While Dutch people (being better marketeers) say jenever (or genever) is a Dutch traditional drink, the truth is jenever is made in Belgium too. So to put it more accurately: it's a lowlands (Belgium and the Netherlands) tradition.
In fact, more than 100 Belgian varieties exist.
Well known Belgian brands are Smeets, Hertekamp and Peterman.
The jenevers from Filliers (8 year old, 50 degrees), St. Pol (40 degrees) and Radermacher ('Green Apple' and 'blood orange') are my favorites. ...But when you visit Belgium you can find out for yourself on neutral grounds in 'the Vagant', a cafe in the historical center of Antwerp, owned by a Dutchman :-)
The combination of beer and jenever is not that unusual (especially on ones bachelor night in Belgium ;))

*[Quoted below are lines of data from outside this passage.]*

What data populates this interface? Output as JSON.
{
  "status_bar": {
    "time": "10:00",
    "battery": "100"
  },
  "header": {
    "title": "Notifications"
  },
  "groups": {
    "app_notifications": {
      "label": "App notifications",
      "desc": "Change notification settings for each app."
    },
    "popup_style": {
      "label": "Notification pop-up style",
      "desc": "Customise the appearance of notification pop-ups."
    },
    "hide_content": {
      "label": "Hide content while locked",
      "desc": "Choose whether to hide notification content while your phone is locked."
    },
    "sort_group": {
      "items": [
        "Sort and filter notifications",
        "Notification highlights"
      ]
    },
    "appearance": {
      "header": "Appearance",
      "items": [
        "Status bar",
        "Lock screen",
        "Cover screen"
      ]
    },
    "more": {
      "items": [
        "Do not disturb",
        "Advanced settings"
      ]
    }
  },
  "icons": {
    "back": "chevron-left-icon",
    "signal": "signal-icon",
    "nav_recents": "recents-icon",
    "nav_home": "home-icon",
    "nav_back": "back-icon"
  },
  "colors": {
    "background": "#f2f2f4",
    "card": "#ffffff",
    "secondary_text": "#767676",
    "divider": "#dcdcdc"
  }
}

The belgian version of a 'kopstoot' (head-butt) (mentioned in another jenever writeup) is the combination 'Duvel' (devil), a strong belgian blonde beer (8 degrees) and a very strong old jenever (>35 degrees). This is a waste of a good jenever if you ask me.
I prefer a 'Duikboot' (submarine), which is an ordinary lager beer and a young jenever. It tastes better and makes you last longer ;)
- http://www.duvel.be (beer for a kopstoot)
- email jenevermuseum Hasselt: email@example.com